Opinion articles by the Australia Defence Association: 2010
Commonplace arguments against Australia’s commitment to Afghanistan tend to suffer from a factual deficit. Arguments for the commitment tend to suffer from a conceptual one. This is not much different from wider public argument about how Australia is best defended now and in the future — and for much the same reasons.
Recent media coverage concerning an ADF officer undergoing gender reassignment treatment has unfortunately tended to adopt sensationalist and often prurient themes. It should instead have stuck to the facts so we could have commonsense discussion of the possible implications for the individual concerned and our defence force.
Monday's [27 September 2010] announcement of manslaughter and lesser charges against three Afghanistan veterans has jolted many Australians out of their customary lethargy about defence and strategic issues. But much of the ensuing public concern has been emotive and not well informed. The Australia Defence Association has been warning the Minister for Defence and senior Australian Defence Force commanders of such a likely public reaction since mid-2009. We have also regularly protested that the time being taken to decide whether charges were warranted or not was increasingly unfair to the diggers concerned.
The vast bulk of material recently released by WikiLeaks would not be new in nature to those who keep up with the Afghanistan War or the difficulties and perennial moral quandaries of fighting wars generally. However, this latest material goes well beyond justifiable whistleblowing, such as the earlier helicopter gun-camera film showing probable breaches of the laws of armed conflict by US forces in Iraq.
Whether politicians should attend the funerals of our casualties from the Afghanistan War is a complex, sensitive and nuanced issue.
Reactions to the recent combat deaths of two Australian Diggers in Afghanistan again demonstrate serious problems in how we decide to initiate, fight and end our wars.
Our national dilemma with asylum-seeking and illegal immigration strategically, and our public debate domestically, are much affected by factors which Australia shares with very few countries. This is why our public debate on refugee policy tends to dwell emotionally on the symptoms of the dilemma rather than its actual strategic, legal and moral causes.
In mid February 2009 a night raid in Afghanistan resulted in the deaths of six Afghan civilians, four of them small children, at the hands of the ADF. Two more children and two adults from this family group were wounded.
As in other locations around Australia, local discussions about the future of Borneo Barracks at Cabarlah seem to be caught in a recurring time warp where nothing must ever change.

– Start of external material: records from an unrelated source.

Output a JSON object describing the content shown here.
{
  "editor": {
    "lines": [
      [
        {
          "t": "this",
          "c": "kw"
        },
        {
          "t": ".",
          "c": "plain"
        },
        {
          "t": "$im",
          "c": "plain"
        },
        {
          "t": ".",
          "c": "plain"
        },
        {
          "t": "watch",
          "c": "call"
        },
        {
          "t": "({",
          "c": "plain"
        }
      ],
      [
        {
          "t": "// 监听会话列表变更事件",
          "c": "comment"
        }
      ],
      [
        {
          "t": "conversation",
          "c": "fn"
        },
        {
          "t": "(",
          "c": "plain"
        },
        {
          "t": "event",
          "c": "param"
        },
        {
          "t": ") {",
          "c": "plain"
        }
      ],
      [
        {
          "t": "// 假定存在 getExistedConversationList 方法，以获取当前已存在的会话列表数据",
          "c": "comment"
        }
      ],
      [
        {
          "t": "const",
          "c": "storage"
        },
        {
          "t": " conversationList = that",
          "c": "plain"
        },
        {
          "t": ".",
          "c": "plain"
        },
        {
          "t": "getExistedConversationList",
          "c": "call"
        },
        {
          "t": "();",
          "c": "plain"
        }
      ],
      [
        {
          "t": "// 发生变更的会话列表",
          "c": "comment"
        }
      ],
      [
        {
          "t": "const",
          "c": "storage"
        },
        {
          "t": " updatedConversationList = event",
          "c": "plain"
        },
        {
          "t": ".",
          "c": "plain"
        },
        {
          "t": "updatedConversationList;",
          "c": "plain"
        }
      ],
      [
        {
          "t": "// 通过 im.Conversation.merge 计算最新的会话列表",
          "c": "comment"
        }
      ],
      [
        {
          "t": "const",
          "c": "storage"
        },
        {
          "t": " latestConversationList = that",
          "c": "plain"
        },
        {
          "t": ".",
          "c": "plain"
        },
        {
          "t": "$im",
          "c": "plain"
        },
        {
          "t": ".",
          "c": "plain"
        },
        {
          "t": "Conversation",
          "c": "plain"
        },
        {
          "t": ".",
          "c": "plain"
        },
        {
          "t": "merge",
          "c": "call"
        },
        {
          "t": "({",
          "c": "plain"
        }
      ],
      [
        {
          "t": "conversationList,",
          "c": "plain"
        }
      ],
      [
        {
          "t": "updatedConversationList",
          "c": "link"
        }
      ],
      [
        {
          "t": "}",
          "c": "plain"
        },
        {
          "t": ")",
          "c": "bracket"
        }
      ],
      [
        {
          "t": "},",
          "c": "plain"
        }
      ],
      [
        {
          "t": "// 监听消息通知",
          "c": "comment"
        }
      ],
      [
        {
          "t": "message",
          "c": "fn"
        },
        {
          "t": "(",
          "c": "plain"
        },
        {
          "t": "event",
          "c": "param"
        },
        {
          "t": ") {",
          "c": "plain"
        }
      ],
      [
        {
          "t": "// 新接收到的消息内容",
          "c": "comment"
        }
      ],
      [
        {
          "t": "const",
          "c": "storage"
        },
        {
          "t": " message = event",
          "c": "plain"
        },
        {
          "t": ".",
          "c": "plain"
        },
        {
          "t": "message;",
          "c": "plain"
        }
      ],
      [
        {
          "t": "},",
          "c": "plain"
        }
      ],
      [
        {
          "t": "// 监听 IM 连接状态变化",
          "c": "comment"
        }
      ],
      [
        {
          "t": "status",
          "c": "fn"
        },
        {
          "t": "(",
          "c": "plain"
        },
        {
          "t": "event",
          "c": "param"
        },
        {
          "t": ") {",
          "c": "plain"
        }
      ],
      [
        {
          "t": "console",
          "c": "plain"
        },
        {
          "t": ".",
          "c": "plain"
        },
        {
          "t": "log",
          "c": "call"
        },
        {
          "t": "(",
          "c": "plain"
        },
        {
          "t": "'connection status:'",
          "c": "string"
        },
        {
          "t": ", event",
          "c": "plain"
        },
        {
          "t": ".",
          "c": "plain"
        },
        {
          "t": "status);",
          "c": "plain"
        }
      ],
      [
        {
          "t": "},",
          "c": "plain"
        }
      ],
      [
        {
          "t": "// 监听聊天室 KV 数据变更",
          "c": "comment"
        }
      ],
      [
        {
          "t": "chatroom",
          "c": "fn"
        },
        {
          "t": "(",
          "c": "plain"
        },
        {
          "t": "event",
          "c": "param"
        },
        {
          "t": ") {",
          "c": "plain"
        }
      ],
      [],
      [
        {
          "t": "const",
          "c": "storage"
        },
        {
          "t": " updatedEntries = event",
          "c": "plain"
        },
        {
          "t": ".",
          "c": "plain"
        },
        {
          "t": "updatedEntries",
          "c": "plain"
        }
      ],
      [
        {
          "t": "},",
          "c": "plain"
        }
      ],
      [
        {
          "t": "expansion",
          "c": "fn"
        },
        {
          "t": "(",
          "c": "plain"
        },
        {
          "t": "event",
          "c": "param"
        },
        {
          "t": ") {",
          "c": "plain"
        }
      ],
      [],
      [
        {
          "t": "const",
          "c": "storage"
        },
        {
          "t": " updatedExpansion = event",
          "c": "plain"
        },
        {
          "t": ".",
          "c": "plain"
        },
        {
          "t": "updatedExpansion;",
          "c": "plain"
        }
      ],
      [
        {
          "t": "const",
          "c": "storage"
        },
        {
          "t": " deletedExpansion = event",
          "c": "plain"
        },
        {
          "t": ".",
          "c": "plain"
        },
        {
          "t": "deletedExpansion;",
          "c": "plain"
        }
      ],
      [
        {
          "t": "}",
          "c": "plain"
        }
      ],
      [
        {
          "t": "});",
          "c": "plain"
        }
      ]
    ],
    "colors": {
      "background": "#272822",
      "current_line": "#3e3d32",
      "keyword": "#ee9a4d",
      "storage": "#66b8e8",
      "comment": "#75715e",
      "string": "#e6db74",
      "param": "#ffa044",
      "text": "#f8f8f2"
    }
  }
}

National strategic and administrative efficiency requirements mean this and other small bases must be closed. The only question to be discussed is how soon.
The Prime Minister’s announcement that Greg Combet is to take over many of Peter Garrett’s ministerial responsibilities in the environment portfolio has more than a party-political or issue-of-the-day dimension. Once again, the necessary ministerial supervision of the ADF, and government capacity for appropriate attention to its responsibilities to the men and women the defence force comprises (and which it often sends into combat), have been sacrificed in the interests of political expediency and the short-term electoral and media cycles.